Thinking Beyond Politics

During the President’s third State of the Nation Address (SONA), he raised a number of issues, that span political and economic reforms.
The SONA seemed to be a hodge-podge report of events already well known to the Filipino people instead of a more strategic summary of his achievements and plans in the coming years.
Among the political issues raised that are not new including the government’s war on drugs; passage of the Ease of Doing Business Act; due signing of the enrolled bill of the Bangsamoro Basic Law; and Philippines’ independent foreign policy, among others.
On environmental issues, the President maintained the administration’s agenda in attaining a holistic and sustainable management of land resources.
On socioeconomic issues, President mentioned his campaign to end contractualization; entry of a third major player in the telecommunications industry; increase of salary of the military and police force; and passage of the Tax Reform for Acceleration and Inclusion Law, among others.
Disappointingly, the President failed to substantiate these so-called accomplishments if only to put some new spice into it. Equally so, the President only passed through the gut issue of inflation now affecting all Filipino consumers. Disturbing is his twit on human rights versus human life to further rationalize the violence of his relentless war on drugs.
One of the few points that the President laid out was the health care system. President Duterte emphasized the need to protect its citizens from financial health risks. He had promised to provide affordable health care to every Filipino.
In what seemed to be a fresh take on the issue, he had asked the agencies to streamline processes for financial assistance. More than financial assistance, access to affordable and quality health care can only be achieved through the joint efforts of the public and private sectors.

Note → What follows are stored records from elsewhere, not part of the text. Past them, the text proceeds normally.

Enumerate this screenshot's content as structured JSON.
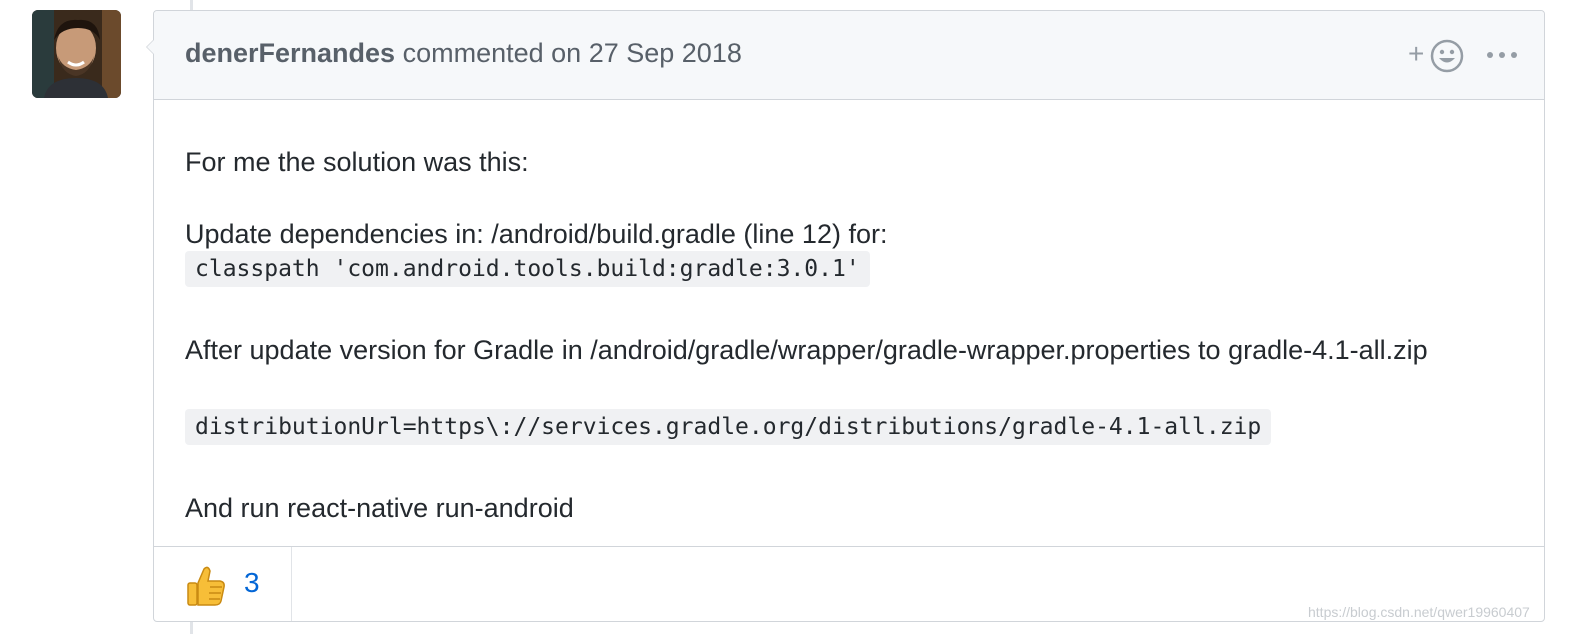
{
  "comment": {
    "author": "denerFernandes",
    "action": "commented on",
    "date": "27 Sep 2018",
    "body": {
      "line1": "For me the solution was this:",
      "line2": "Update dependencies in: /android/build.gradle (line 12) for:",
      "code1": "classpath 'com.android.tools.build:gradle:3.0.1'",
      "line3": "After update version for Gradle in /android/gradle/wrapper/gradle-wrapper.properties to gradle-4.1-all.zip",
      "code2": "distributionUrl=https\\://services.gradle.org/distributions/gradle-4.1-all.zip",
      "line4": "And run react-native run-android"
    },
    "add_reaction_plus": "+",
    "reactions": [
      {
        "icon": "thumbs-up-icon",
        "count": "3"
      }
    ]
  },
  "watermark": "https://blog.csdn.net/qwer19960407",
  "colors": {
    "header_bg": "#f6f8fa",
    "border": "#d1d5da",
    "link_blue": "#0366d6",
    "muted_text": "#586069"
  }
}
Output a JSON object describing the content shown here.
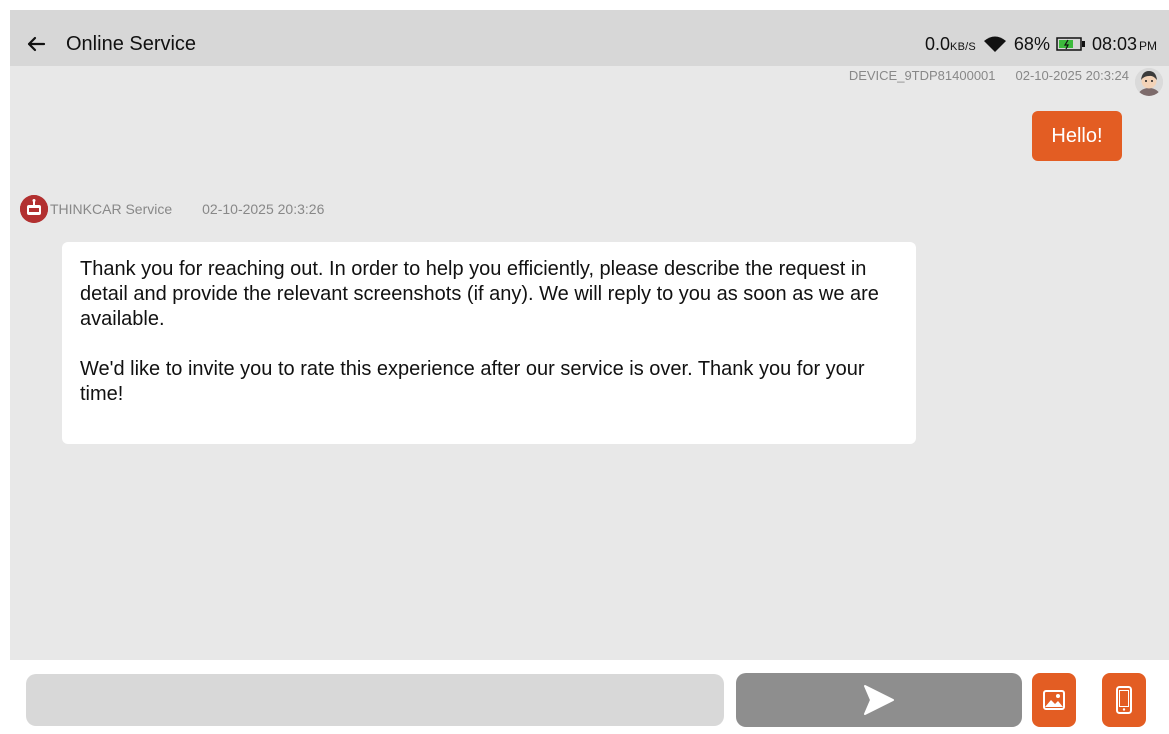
{
  "header": {
    "title": "Online Service",
    "back_icon": "back-arrow-icon"
  },
  "status_bar": {
    "network_speed": "0.0",
    "network_unit": "KB/S",
    "battery_percent": "68%",
    "time": "08:03",
    "period": "PM"
  },
  "chat": {
    "outgoing": {
      "sender": "DEVICE_9TDP81400001",
      "timestamp": "02-10-2025 20:3:24",
      "message": "Hello!"
    },
    "incoming": {
      "sender": "THINKCAR Service",
      "timestamp": "02-10-2025 20:3:26",
      "paragraph_1": "Thank you for reaching out. In order to help you efficiently, please describe the request in detail and provide the relevant screenshots (if any). We will reply to you as soon as we are available.",
      "paragraph_2": "We'd like to invite you to rate this experience after our service is over. Thank you for your time!"
    }
  },
  "composer": {
    "input_value": "",
    "input_placeholder": ""
  },
  "colors": {
    "accent": "#e35d23",
    "topbar": "#d7d7d7",
    "chat_background": "#e8e8e8",
    "send_button": "#8e8e8e",
    "service_icon": "#b23030"
  }
}
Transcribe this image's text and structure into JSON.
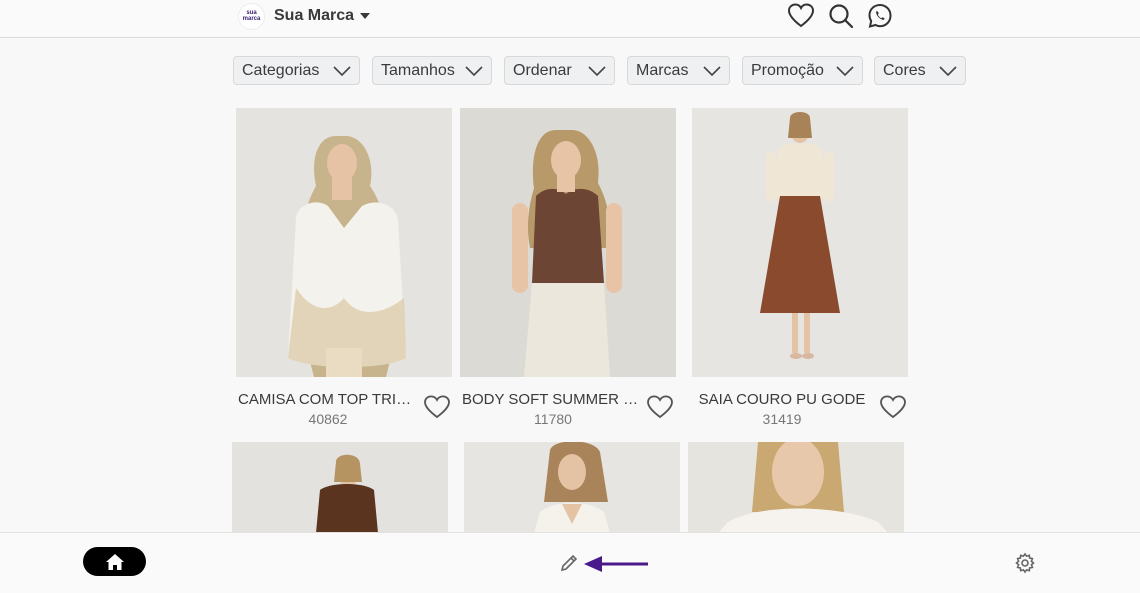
{
  "header": {
    "brand_logo_text": "sua marca",
    "brand_name": "Sua Marca"
  },
  "filters": [
    {
      "label": "Categorias"
    },
    {
      "label": "Tamanhos"
    },
    {
      "label": "Ordenar"
    },
    {
      "label": "Marcas"
    },
    {
      "label": "Promoção"
    },
    {
      "label": "Cores"
    }
  ],
  "products": [
    {
      "title": "CAMISA COM TOP TRICOT",
      "code": "40862",
      "favorited": false
    },
    {
      "title": "BODY SOFT SUMMER PREGAS",
      "code": "11780",
      "favorited": false
    },
    {
      "title": "SAIA COURO PU GODE",
      "code": "31419",
      "favorited": false
    }
  ],
  "colors": {
    "accent": "#4b1a8a",
    "topbar_bg": "#fafafa",
    "filter_bg": "#eef0f2",
    "home_button_bg": "#000000"
  },
  "icons": {
    "favorites": "heart-icon",
    "search": "search-icon",
    "whatsapp": "whatsapp-icon",
    "home": "home-icon",
    "edit": "pencil-icon",
    "settings": "gear-icon"
  }
}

Aside from institutionalizing the unified implementation of the No Balance Billing Policy, the President has urged the Congress for its speedy passage of the Universal Health Care Bill. As it is now, delivery of health care has indeed been fragmented, as observed by the President. While a number of investors has ventured into health systems, there remains resource gaps.
The President likewise talked about institutionalizing primary health care as a prerequisite to accessing a higher level of health care. While the Universal Health Care Bill is aimed at providing primary, preventive, curative, palliative and rehabilitative care, patients of debilitating illnesses deserve a higher level of health care. One such debilitating illness is cancer, which has alarmingly affecting more and more Filipinos and is now the third highest cause of death in the country.
In addition to the Universal Health Care Bill, the President and his health policy advisers overlooked a landmark legislation now pending in Congress. Since the President is already mindful of the urgency and importance of providing holistic approach to health care, a big and very positive surprise would have been to prioritize a long neglected health issue that cuts through the whole political and economic spectrum of Philippine society. The bill already has the support of more than 200 members of the House of Representatives and a majority of the Senate and will soon be up for second reading.
At one point, the President stated that actions will be taken that are of “greatest good” to the “greatest number of people.” Health care reform including an integrated response to cancer control is certainly a legacy that will directly benefit all Filipinos and if implemented well, will be remembered for generations.
Kaye Clemente-Lua is the Executive Director, Stratbase ADR Institute.